Task statement
Only the pictures are to be left out; set down the rest of the records exactly.

(Items from an interface collection)

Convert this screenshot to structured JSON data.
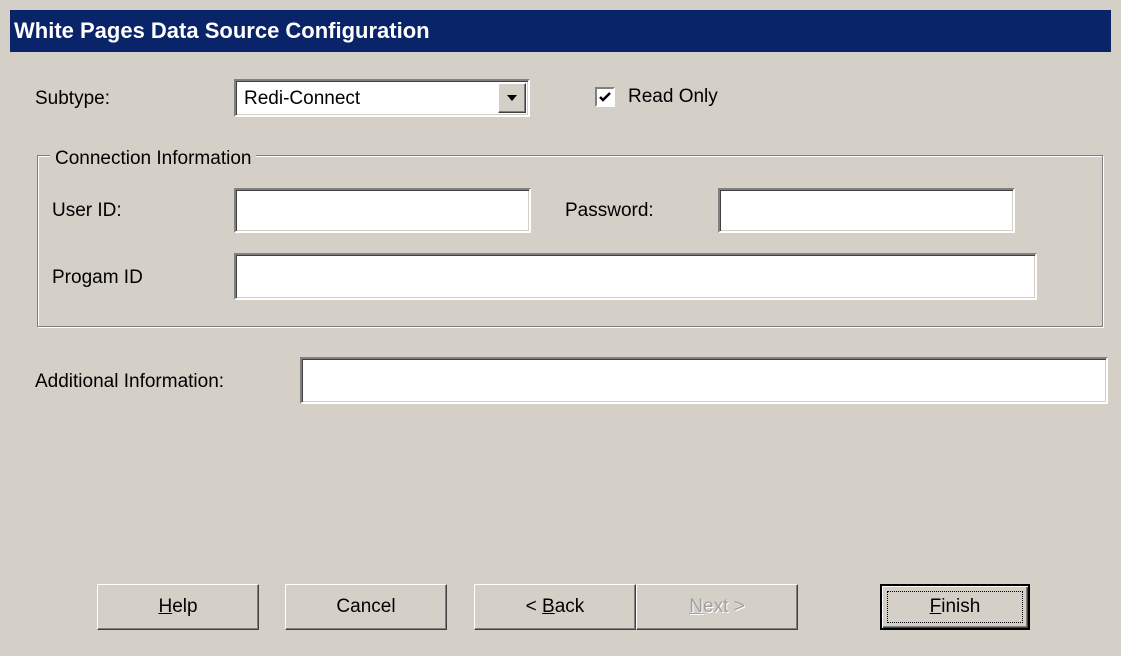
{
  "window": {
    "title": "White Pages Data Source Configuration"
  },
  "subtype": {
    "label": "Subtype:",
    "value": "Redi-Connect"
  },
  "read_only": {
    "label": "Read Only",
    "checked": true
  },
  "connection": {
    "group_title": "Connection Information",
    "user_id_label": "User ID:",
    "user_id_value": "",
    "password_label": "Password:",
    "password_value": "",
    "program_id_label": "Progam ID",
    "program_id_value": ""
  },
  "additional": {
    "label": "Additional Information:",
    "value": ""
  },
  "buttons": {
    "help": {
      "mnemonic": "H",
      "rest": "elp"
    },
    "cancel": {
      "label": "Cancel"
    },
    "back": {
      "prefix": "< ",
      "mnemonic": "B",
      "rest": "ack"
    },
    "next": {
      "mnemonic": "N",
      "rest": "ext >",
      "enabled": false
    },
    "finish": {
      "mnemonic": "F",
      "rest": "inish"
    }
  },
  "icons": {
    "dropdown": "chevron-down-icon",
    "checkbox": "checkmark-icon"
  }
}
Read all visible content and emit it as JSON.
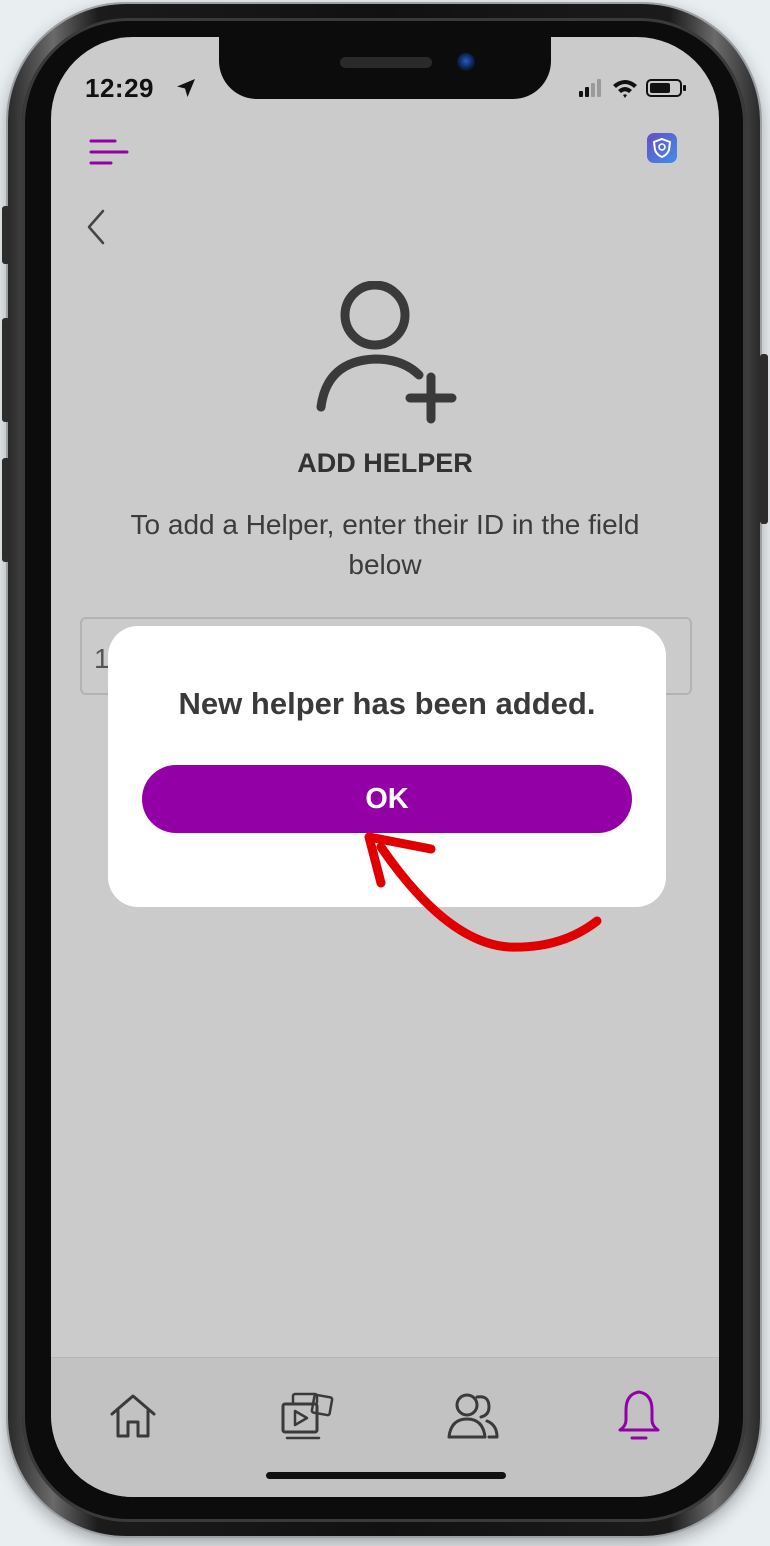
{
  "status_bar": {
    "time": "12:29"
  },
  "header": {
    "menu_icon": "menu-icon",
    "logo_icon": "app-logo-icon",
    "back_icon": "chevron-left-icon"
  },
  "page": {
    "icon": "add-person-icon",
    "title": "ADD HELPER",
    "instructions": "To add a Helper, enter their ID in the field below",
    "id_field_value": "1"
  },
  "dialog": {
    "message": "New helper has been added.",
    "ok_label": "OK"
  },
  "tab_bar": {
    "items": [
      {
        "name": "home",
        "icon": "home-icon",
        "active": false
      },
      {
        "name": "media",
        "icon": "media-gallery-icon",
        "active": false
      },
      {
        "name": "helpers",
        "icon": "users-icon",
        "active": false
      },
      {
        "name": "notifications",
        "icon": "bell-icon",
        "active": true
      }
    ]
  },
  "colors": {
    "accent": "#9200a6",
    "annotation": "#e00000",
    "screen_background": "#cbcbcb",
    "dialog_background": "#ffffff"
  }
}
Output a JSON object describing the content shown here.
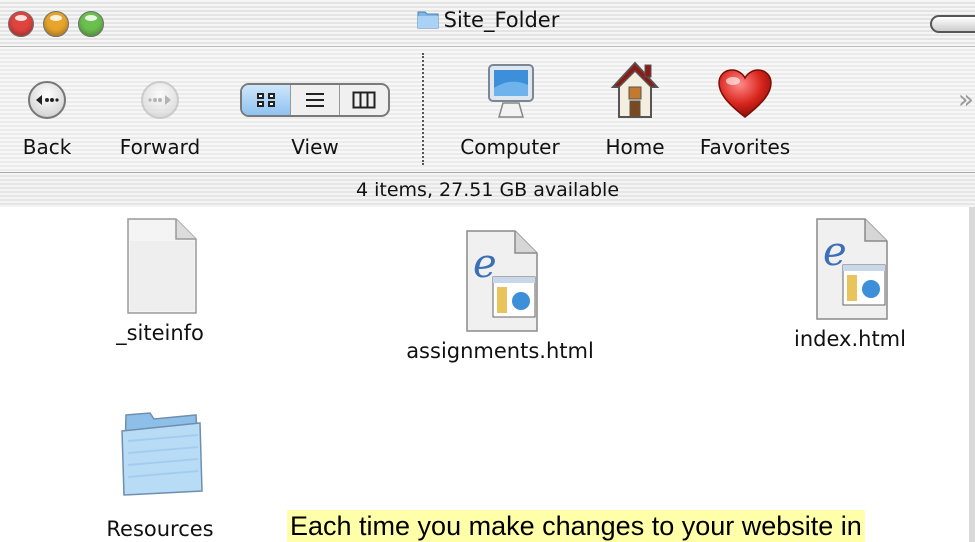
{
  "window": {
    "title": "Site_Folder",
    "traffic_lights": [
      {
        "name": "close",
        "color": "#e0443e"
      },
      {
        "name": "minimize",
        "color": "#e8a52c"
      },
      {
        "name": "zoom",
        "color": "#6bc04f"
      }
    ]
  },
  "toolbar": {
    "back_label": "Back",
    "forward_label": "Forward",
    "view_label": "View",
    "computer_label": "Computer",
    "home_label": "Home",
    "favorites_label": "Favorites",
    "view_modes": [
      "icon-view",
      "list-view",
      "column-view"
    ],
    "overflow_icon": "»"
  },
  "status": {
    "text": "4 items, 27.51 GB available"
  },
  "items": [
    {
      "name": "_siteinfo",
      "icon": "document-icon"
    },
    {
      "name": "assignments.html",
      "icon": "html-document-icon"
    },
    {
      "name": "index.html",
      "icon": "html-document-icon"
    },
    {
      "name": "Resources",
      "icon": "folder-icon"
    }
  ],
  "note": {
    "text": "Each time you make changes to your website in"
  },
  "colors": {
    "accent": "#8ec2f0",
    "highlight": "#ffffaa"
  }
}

Response
Convert this screenshot to structured JSON data.
{
  "window": {
    "title": "White Pages Data Source Configuration"
  },
  "subtype": {
    "label": "Subtype:",
    "value": "Redi-Connect"
  },
  "read_only": {
    "label": "Read Only",
    "checked": true
  },
  "connection": {
    "group_title": "Connection Information",
    "user_id_label": "User ID:",
    "user_id_value": "",
    "password_label": "Password:",
    "password_value": "",
    "program_id_label": "Progam ID",
    "program_id_value": ""
  },
  "additional": {
    "label": "Additional Information:",
    "value": ""
  },
  "buttons": {
    "help": {
      "mnemonic": "H",
      "rest": "elp"
    },
    "cancel": {
      "label": "Cancel"
    },
    "back": {
      "prefix": "< ",
      "mnemonic": "B",
      "rest": "ack"
    },
    "next": {
      "mnemonic": "N",
      "rest": "ext >",
      "enabled": false
    },
    "finish": {
      "mnemonic": "F",
      "rest": "inish"
    }
  },
  "icons": {
    "dropdown": "chevron-down-icon",
    "checkbox": "checkmark-icon"
  }
}
Read all visible content and emit it as JSON.
{
  "status_bar": {
    "time": "12:29"
  },
  "header": {
    "menu_icon": "menu-icon",
    "logo_icon": "app-logo-icon",
    "back_icon": "chevron-left-icon"
  },
  "page": {
    "icon": "add-person-icon",
    "title": "ADD HELPER",
    "instructions": "To add a Helper, enter their ID in the field below",
    "id_field_value": "1"
  },
  "dialog": {
    "message": "New helper has been added.",
    "ok_label": "OK"
  },
  "tab_bar": {
    "items": [
      {
        "name": "home",
        "icon": "home-icon",
        "active": false
      },
      {
        "name": "media",
        "icon": "media-gallery-icon",
        "active": false
      },
      {
        "name": "helpers",
        "icon": "users-icon",
        "active": false
      },
      {
        "name": "notifications",
        "icon": "bell-icon",
        "active": true
      }
    ]
  },
  "colors": {
    "accent": "#9200a6",
    "annotation": "#e00000",
    "screen_background": "#cbcbcb",
    "dialog_background": "#ffffff"
  }
}
Output a JSON object describing the content shown here.
{
  "window": {
    "title": "Site_Folder",
    "traffic_lights": [
      {
        "name": "close",
        "color": "#e0443e"
      },
      {
        "name": "minimize",
        "color": "#e8a52c"
      },
      {
        "name": "zoom",
        "color": "#6bc04f"
      }
    ]
  },
  "toolbar": {
    "back_label": "Back",
    "forward_label": "Forward",
    "view_label": "View",
    "computer_label": "Computer",
    "home_label": "Home",
    "favorites_label": "Favorites",
    "view_modes": [
      "icon-view",
      "list-view",
      "column-view"
    ],
    "overflow_icon": "»"
  },
  "status": {
    "text": "4 items, 27.51 GB available"
  },
  "items": [
    {
      "name": "_siteinfo",
      "icon": "document-icon"
    },
    {
      "name": "assignments.html",
      "icon": "html-document-icon"
    },
    {
      "name": "index.html",
      "icon": "html-document-icon"
    },
    {
      "name": "Resources",
      "icon": "folder-icon"
    }
  ],
  "note": {
    "text": "Each time you make changes to your website in"
  },
  "colors": {
    "accent": "#8ec2f0",
    "highlight": "#ffffaa"
  }
}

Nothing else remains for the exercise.